Launched in 2016, the software has millions of members, a sizeable percentage of which are teens. Sometime last year, a mother filed an online petition against Sarahah, where she voiced her concerns about the modus operandi of the social network service.
What is Sarahah social media all about? Why was it removed from the Google Play Store and the App Store? These issues are expatiated in the heart of this article.
Understanding What Sarahah Is
Sarahah was designed in late 2016 by Zain al-Abidin Tawfiq, a Saudi Arabian developer, as a website that worked as an anonymous messaging service. When it was at the incipient stage, the idea behind the platform’s creation was a laudable one: It was conceived to provide a medium for workers to state honest opinions about their organization to their gaffers without facing any threat of getting the sack.
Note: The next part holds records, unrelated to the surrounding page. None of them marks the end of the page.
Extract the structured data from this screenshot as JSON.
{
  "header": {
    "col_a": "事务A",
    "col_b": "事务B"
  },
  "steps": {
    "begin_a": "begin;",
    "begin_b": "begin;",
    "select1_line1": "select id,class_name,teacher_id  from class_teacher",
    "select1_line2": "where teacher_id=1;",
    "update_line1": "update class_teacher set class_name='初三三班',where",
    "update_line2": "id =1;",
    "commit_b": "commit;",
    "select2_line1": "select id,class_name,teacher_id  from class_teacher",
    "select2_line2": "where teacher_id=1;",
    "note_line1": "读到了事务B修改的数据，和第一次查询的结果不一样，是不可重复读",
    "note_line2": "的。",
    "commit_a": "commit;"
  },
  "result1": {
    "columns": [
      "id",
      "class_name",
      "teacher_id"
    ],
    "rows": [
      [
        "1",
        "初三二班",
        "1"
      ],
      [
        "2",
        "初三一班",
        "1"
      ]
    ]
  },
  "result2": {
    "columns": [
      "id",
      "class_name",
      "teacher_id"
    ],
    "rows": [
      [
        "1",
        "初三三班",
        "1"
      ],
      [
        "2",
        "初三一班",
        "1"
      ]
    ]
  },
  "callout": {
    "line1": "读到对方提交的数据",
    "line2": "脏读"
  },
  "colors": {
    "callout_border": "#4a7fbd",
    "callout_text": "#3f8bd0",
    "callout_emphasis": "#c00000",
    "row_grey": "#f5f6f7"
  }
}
Sarahah, as a matter of fact, means “honesty” in the Arabic language.
Tawfiq later expanded Sarahah’s reach beyond the workplace as he released updates on the site so that users could allow their friends, as well as acquaintances, to send texts anonymously and, once again, enable them to give feedback to an individual with friendships still remaining intact. Once a user signs up, they can share the Sarahah link with friends or post it on the Internet publicly.
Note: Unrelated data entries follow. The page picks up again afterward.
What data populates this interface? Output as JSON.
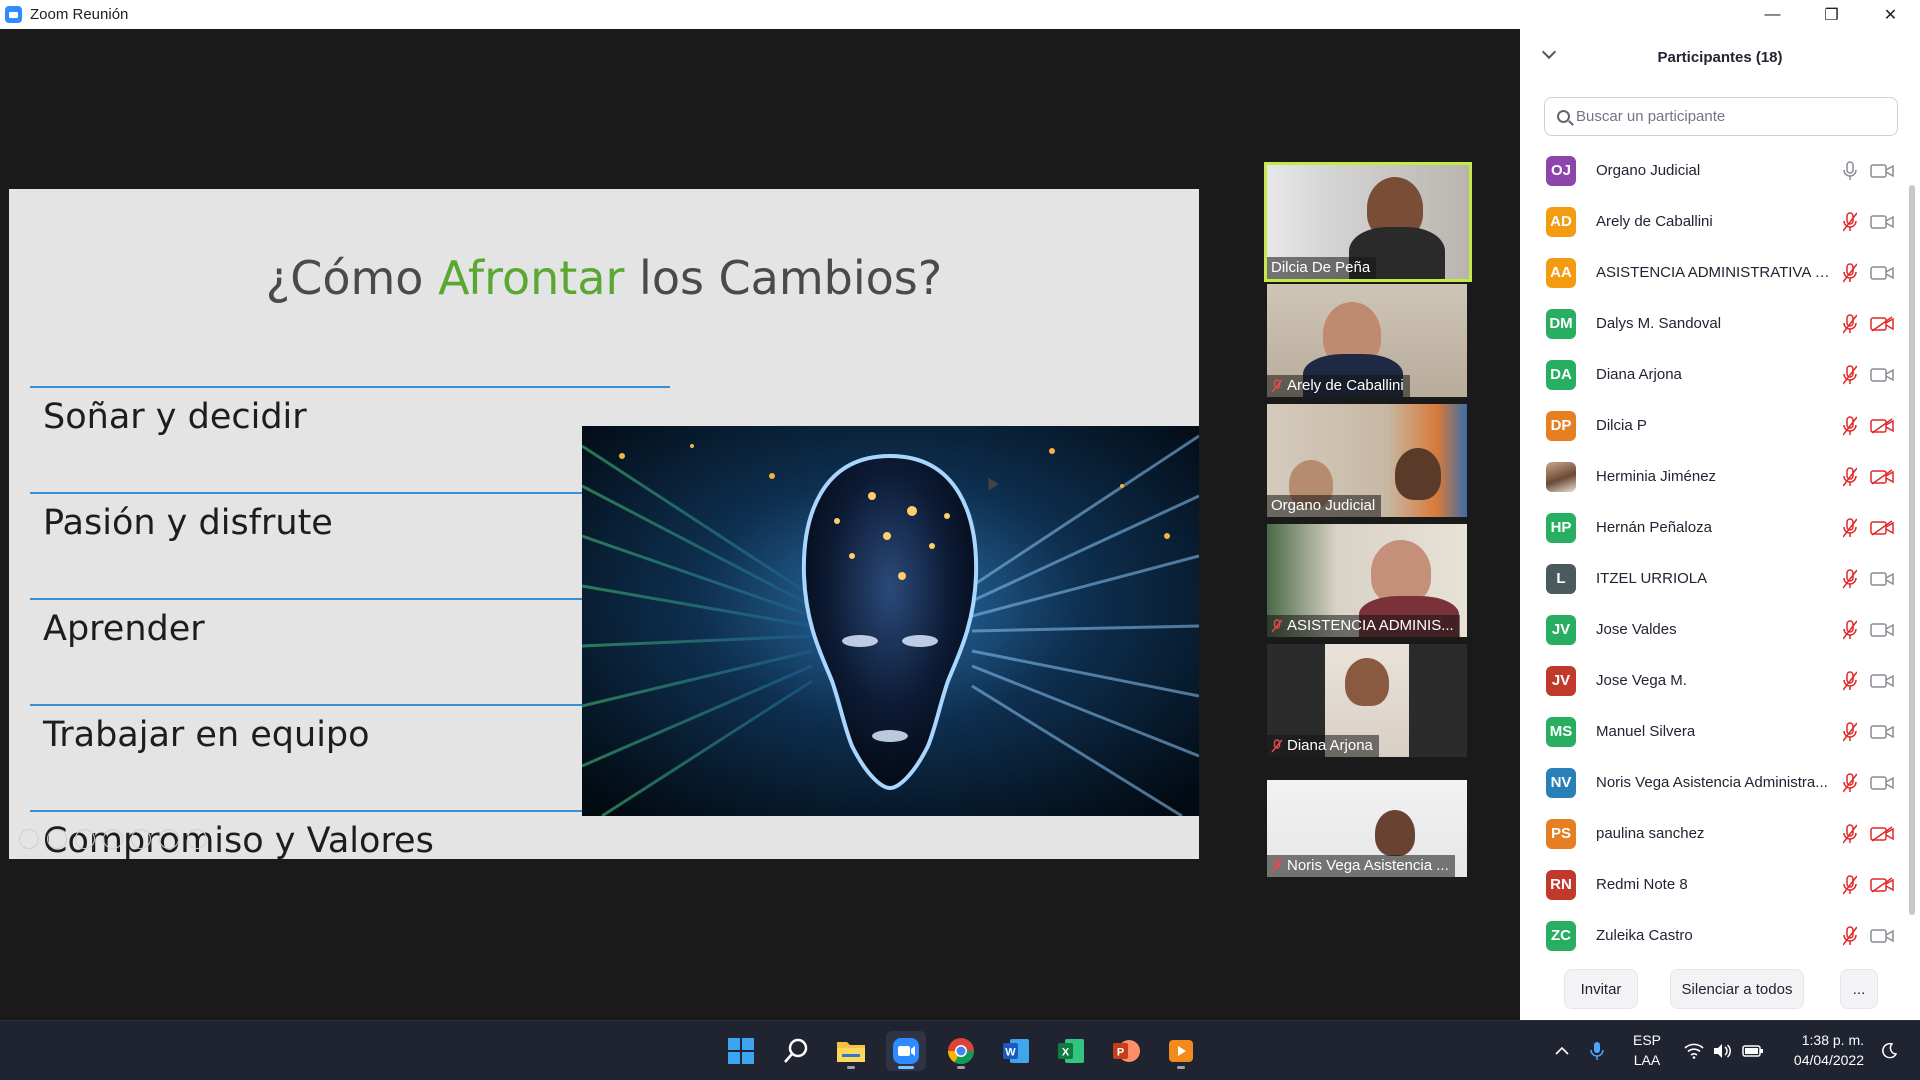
{
  "window": {
    "title": "Zoom Reunión",
    "minimize_label": "—",
    "restore_label": "❐",
    "close_label": "✕"
  },
  "slide": {
    "title_before": "¿Cómo ",
    "title_accent": "Afrontar",
    "title_after": " los Cambios?",
    "items": [
      "Soñar y decidir",
      "Pasión y disfrute",
      "Aprender",
      "Trabajar en equipo",
      "Compromiso y Valores"
    ],
    "accent_color": "#5aa832",
    "line_color": "#3b8fd6"
  },
  "tiles": [
    {
      "name": "Dilcia De Peña",
      "muted": false,
      "active": true
    },
    {
      "name": "Arely de Caballini",
      "muted": true,
      "active": false
    },
    {
      "name": "Organo Judicial",
      "muted": false,
      "active": false
    },
    {
      "name": "ASISTENCIA ADMINIS...",
      "muted": true,
      "active": false
    },
    {
      "name": "Diana Arjona",
      "muted": true,
      "active": false
    },
    {
      "name": "Noris Vega Asistencia ...",
      "muted": true,
      "active": false
    }
  ],
  "panel": {
    "title": "Participantes (18)",
    "search_placeholder": "Buscar un participante",
    "participants": [
      {
        "initials": "OJ",
        "name": "Organo Judicial",
        "color": "#8e44ad",
        "mic_muted": false,
        "cam_off": false
      },
      {
        "initials": "AD",
        "name": "Arely de Caballini",
        "color": "#f39c12",
        "mic_muted": true,
        "cam_off": false
      },
      {
        "initials": "AA",
        "name": "ASISTENCIA ADMINISTRATIVA D...",
        "color": "#f39c12",
        "mic_muted": true,
        "cam_off": false
      },
      {
        "initials": "DM",
        "name": "Dalys M. Sandoval",
        "color": "#27ae60",
        "mic_muted": true,
        "cam_off": true
      },
      {
        "initials": "DA",
        "name": "Diana Arjona",
        "color": "#27ae60",
        "mic_muted": true,
        "cam_off": false
      },
      {
        "initials": "DP",
        "name": "Dilcia P",
        "color": "#e67e22",
        "mic_muted": true,
        "cam_off": true
      },
      {
        "initials": "",
        "name": "Herminia Jiménez",
        "color": "",
        "mic_muted": true,
        "cam_off": true
      },
      {
        "initials": "HP",
        "name": "Hernán Peñaloza",
        "color": "#27ae60",
        "mic_muted": true,
        "cam_off": true
      },
      {
        "initials": "L",
        "name": "ITZEL URRIOLA",
        "color": "#4a5a5f",
        "mic_muted": true,
        "cam_off": false
      },
      {
        "initials": "JV",
        "name": "Jose Valdes",
        "color": "#27ae60",
        "mic_muted": true,
        "cam_off": false
      },
      {
        "initials": "JV",
        "name": "Jose Vega M.",
        "color": "#c0392b",
        "mic_muted": true,
        "cam_off": false
      },
      {
        "initials": "MS",
        "name": "Manuel Silvera",
        "color": "#27ae60",
        "mic_muted": true,
        "cam_off": false
      },
      {
        "initials": "NV",
        "name": "Noris Vega Asistencia Administra...",
        "color": "#2980b9",
        "mic_muted": true,
        "cam_off": false
      },
      {
        "initials": "PS",
        "name": "paulina sanchez",
        "color": "#e67e22",
        "mic_muted": true,
        "cam_off": true
      },
      {
        "initials": "RN",
        "name": "Redmi Note 8",
        "color": "#c0392b",
        "mic_muted": true,
        "cam_off": true
      },
      {
        "initials": "ZC",
        "name": "Zuleika Castro",
        "color": "#27ae60",
        "mic_muted": true,
        "cam_off": false
      }
    ],
    "invite_label": "Invitar",
    "mute_all_label": "Silenciar a todos",
    "more_label": "..."
  },
  "taskbar": {
    "apps": [
      "start-icon",
      "search-icon",
      "file-explorer-icon",
      "zoom-icon",
      "chrome-icon",
      "word-icon",
      "excel-icon",
      "powerpoint-icon",
      "media-player-icon"
    ],
    "lang_top": "ESP",
    "lang_bottom": "LAA",
    "time": "1:38 p. m.",
    "date": "04/04/2022"
  }
}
The Sarahah website gained popularity in the Middle East and Africa in the first 6 months of 2017. In June 2017, the service released its mobile app version for Android and iOS in the United States and other countries.
About a month later, Snapchat, another social media app, got updated with a new feature known as Paperclip, allowing users to insert web links to Snapchat Stories as well as snaps. Owing to Snapchat’s great popularity among teenagers in America, they instantly started including Sarahah links in their Stories. This development helped the Sarahah mobile app to enjoy massive acceptance, despite that fact it says it’s only appropriate for people, aged 17 years and above. And later in the same month of July 2017, it was one of the most popular free apps on the Play Store and the App Store in the United States.
What Made Sarahah a Source of Concern among Parents?
Users register on Sarahah on the site or by getting the Android or iOS app. They will be given a link to share on social media networks. Anyone that clicks on this link can post anonymous comments of ANY TYPE. While the app asks users to post a constructive message, they are even allowed to include a photo in their profile. Tons of Sarahah members are even sharing their feedback, anonymously, on their Facebook accounts.
Tawfiq claimed then that Sarahah used AI-based filtering systems for detecting offending texts and would’ve seen to it that they were blocked them from getting delivered to the intended recipients. But it would seem the filtering functionality is not foolproof.
One of the several public cases of cyber-bullying through this service was reported early January last year from a 14-year old teen from in the United Kingdom. The girl was sent harassing messages and was nearly bullied into doing harm against herself or into committing suicide.
Also, in August 2017, Sarahah had to handle some privacy concerns. According to The Intercept, the mobile messaging application collected and uploaded the phone numbers and email addresses of its users from those contacts in their smartphone. Tawfiq later said the feature should have been part of a scheduled “find your friends” option on Sarahah; he, however, added that the option has now been got rid of from its servers. Sarahah now claims it doesn’t save phone numbers or email addresses of its members.
What Led to Sarahah’s Removal from Google Play and iOS App Store?
The final development which sealed the fate of Sarahah mobile app was an online petition filed on the Change.org site. It was initiated by Katrina Collins in January 2018, who is a mother from Australia that stated her daughter, 13, had got harassing texts via the embattled social media network. This petition on Change.org quickly gained traction and got more than 400,000 online “signatures,” and in February of the same year, the petition led to the removal of Sarahah from the App Store and the Play Store.
The Current Status of Sarahah
Though Sarahah app isn’t available any longer on Google Play or the App Store, it still works smoothly if you got the program before it was removed. More importantly, the Sarahah site still remains functional for people to register and make use of the platform.
What is your take on this Sarahah’s issue? We would like to hear from you.